Norway’s Yodok have swiftly followed up The Sky Flashes, The Great Sea Yearns, which made one of our year-end genre lists of 2015’s stand-out releases, with another leviathan of an LP. The band has since evolved (or devolved), however, dispensing with the guitar (as well as the capital letters) that formed part of its YODOK III incarnation and so reverting to their primordial, enigmatic combination of drums plus effects-laden tuba and flugabone.
IIII in fact emerged in the dusk of 2015, meaning the band released two LPs each surpassing 60 minutes as a trio and a duo in the same year. We’d normally look askance at such a rate of productivity, but it’s perhaps enabled by the musical direction of Kristoffer Lo and Tomas Järmyr, who seek to unify the frontiers of drone, noise, post-rock and darkjazz within the spirit of improvisation. Bereft of guitar, IIII sees the duo retreat even further into shadowy enclaves. Again, it’s composed of tracks each sprawling across 20 minutes or so, but this time the balance of dynamics is far more weighted to the loud, whose peaks are reached far more quickly. The first of the three nameless tracks starts with a lone horn, wandering sedately through only a handful of notes while sporadic drumming flutters away in the background.

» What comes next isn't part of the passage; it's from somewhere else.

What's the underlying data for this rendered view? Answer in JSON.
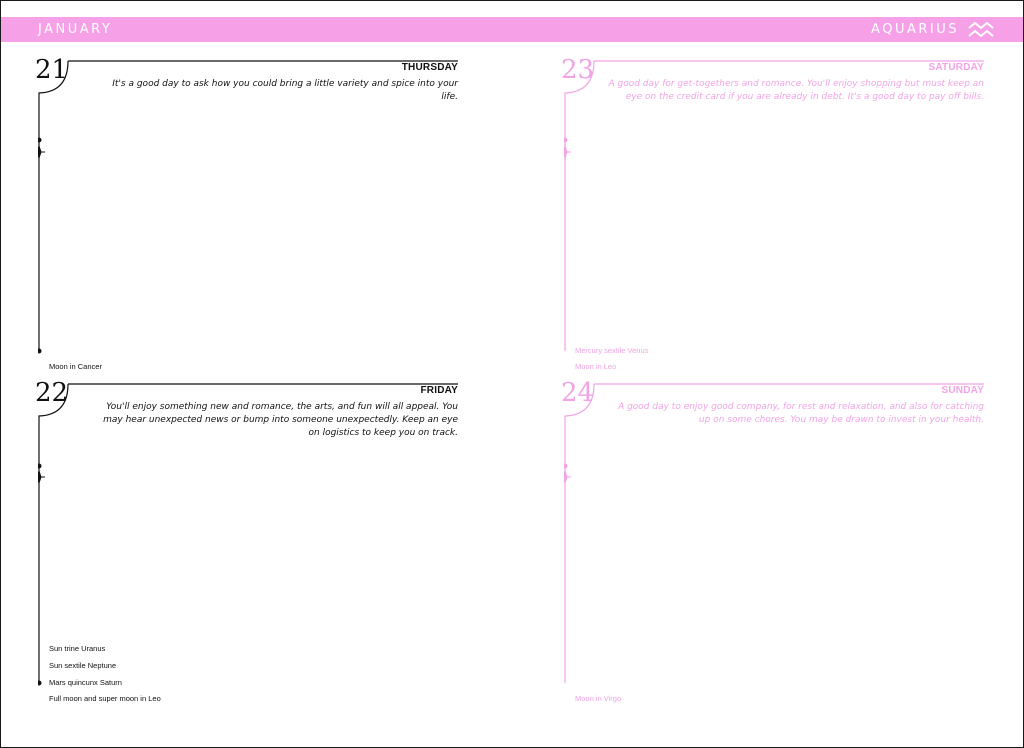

The percussion grows more prominent in the fifth minute to quickly become a full-on drumming assault, by which time the forlorn flugabone is being swallowed by a hurricane of brass. It is a storm without relent – and one that engulfs every track.
Best appreciated at a loud volume, these cacophonous passages of calamity are the heart of IIII. They are formed of layers of brass, processed to the point of sounding more like feedback or distorted guitar lines in places, and free-form/improvised drumming more feral than rhythmic. From the swirling winds of the horns emerge simple melodies of three of four notes, either droning away like ritualised chanting or shrieking through the landscape at piercing frequency, as in the sixteenth minute of the second track. The tumultuous drumming creates a perennial state of tension, and its fleeting, teasing blast beats or rhythms only enhance this. One wonders at the sense of payoff that would have resulted from exploring these suggestions further – although perhaps the accompanying sense of order would have been too jarring. Even the relative calm of the final track’s opening minutes is disrupted by the splatter of drum fill and cymbal.
The jagged terrain hewn across these three pieces is tenebrous and tenacious – singular of vision and unrelenting in execution. As well as drone and noise aficionados, fans of the thicker timbres of post-rock may find wonder in the disorientation. But the greatest reward is the plane of otherworldliness that can be chiselled out in the constant fracturing of the land. Lacking the more drawn-out dynamic diversity of its predecessor, IIII instead relies on its listeners acclimatising to its chaos, then transcending it – like finding peace on a packed train within book or headphone. These are embattled searches for, not so much quiet, but a sense of your own space – and if you find it, it feels almost spiritual. (Chris Redfearn)